## Goal of the exercise
Whenever the word "storlek" appears on a line of the material below, that line is counted; state the total alone.
####
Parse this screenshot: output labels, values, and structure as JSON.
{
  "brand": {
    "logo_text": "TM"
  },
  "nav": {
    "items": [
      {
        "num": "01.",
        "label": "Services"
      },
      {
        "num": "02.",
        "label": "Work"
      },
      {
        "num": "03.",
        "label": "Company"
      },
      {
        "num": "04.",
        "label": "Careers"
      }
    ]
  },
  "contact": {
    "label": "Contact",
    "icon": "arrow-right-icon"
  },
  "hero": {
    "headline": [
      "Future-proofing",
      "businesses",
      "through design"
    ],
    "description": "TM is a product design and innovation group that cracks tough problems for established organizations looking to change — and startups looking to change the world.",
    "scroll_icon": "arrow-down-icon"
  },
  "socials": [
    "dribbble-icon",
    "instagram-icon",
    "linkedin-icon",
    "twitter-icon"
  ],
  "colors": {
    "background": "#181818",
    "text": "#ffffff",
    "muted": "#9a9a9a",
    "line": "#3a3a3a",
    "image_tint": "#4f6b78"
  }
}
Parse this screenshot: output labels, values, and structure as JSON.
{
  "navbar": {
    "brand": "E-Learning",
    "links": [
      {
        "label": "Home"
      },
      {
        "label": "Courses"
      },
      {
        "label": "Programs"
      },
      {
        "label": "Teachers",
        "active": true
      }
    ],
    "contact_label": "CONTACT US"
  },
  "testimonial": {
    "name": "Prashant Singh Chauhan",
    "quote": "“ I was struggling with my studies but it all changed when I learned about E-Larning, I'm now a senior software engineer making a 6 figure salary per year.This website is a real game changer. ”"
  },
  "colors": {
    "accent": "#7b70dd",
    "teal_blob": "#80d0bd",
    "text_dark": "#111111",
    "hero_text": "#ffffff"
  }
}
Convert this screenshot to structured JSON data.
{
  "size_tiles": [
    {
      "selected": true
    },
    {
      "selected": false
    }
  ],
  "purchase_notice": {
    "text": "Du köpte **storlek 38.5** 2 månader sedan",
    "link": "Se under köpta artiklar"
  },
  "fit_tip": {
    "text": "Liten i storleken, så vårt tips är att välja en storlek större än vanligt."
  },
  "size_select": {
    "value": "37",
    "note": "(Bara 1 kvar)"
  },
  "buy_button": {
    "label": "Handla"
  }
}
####
## Reply
2